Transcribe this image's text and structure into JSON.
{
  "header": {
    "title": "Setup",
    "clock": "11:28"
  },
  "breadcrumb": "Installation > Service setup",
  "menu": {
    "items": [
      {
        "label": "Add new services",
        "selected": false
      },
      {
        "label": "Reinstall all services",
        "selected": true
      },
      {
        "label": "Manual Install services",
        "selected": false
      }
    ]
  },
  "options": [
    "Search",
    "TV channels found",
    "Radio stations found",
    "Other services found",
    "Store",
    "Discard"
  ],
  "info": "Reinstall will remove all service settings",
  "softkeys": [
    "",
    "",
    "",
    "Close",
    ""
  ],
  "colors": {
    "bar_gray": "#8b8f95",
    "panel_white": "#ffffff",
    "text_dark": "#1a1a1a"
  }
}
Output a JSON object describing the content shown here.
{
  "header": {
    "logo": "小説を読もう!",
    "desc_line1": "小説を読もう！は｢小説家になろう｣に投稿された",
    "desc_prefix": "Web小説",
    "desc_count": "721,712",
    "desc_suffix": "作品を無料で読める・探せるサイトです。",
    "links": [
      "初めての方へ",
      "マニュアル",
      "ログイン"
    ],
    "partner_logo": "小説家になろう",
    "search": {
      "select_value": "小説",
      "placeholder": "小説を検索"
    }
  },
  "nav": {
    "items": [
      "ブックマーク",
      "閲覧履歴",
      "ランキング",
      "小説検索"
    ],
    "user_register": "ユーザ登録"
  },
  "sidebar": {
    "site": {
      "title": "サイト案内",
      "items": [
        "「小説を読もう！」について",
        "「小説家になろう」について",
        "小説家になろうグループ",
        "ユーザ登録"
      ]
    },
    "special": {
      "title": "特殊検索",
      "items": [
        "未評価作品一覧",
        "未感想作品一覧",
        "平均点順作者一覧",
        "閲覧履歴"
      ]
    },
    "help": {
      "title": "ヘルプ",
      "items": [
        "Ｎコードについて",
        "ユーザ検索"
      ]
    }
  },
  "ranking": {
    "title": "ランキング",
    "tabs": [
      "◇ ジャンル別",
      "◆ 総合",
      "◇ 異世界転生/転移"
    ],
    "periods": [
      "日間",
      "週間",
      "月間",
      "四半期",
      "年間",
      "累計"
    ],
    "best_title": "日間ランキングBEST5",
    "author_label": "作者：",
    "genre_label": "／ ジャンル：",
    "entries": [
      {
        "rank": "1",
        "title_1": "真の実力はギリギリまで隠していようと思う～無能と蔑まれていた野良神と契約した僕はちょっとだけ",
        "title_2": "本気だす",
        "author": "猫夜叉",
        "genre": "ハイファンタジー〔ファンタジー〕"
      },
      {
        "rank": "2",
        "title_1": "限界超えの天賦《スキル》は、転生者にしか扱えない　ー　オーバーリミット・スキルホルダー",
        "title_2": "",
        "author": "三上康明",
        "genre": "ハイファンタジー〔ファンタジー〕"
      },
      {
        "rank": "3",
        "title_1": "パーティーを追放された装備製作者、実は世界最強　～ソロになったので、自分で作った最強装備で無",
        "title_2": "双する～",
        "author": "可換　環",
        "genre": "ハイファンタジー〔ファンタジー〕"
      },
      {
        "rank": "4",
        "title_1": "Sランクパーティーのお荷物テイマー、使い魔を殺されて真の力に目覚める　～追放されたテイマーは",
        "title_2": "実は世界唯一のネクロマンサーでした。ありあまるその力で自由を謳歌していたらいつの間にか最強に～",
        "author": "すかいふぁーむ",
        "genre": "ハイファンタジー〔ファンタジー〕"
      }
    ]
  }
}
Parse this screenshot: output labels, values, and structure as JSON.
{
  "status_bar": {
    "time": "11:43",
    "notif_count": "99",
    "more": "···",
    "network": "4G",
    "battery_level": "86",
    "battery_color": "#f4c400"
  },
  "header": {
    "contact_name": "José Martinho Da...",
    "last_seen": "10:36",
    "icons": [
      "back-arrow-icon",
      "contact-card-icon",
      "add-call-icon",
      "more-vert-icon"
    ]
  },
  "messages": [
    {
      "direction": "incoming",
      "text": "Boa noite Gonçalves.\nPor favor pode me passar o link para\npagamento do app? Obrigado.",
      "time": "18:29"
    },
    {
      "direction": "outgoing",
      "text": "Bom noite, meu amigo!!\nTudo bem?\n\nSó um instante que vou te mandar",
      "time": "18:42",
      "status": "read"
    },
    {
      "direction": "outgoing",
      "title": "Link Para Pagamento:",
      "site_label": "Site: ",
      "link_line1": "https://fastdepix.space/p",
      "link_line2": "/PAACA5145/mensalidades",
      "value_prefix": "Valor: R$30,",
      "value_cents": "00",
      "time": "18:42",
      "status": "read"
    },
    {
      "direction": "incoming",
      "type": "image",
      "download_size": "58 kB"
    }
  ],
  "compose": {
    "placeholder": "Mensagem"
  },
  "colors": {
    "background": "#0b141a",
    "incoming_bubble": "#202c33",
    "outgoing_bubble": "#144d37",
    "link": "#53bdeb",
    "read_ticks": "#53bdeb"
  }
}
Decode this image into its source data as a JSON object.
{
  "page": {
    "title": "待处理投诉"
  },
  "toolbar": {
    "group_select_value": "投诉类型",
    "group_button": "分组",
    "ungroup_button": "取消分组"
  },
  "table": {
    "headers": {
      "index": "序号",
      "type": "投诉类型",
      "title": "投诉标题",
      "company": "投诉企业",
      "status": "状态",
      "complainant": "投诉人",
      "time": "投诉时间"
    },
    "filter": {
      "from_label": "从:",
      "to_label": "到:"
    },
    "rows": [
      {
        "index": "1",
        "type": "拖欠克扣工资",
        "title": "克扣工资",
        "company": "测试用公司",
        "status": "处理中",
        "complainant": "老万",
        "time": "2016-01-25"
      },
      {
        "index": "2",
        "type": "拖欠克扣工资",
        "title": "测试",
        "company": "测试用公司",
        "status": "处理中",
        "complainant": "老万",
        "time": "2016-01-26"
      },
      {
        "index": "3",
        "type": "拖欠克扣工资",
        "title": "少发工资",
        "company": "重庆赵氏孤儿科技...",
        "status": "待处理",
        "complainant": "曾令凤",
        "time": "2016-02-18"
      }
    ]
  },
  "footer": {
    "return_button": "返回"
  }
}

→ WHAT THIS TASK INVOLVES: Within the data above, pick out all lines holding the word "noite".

→ RESULT OF THIS EXERCISE:
      "text": "Boa noite Gonçalves.\nPor favor pode me passar o link para\npagamento do app? Obrigado.",
      "text": "Bom noite, meu amigo!!\nTudo bem?\n\nSó um instante que vou te mandar",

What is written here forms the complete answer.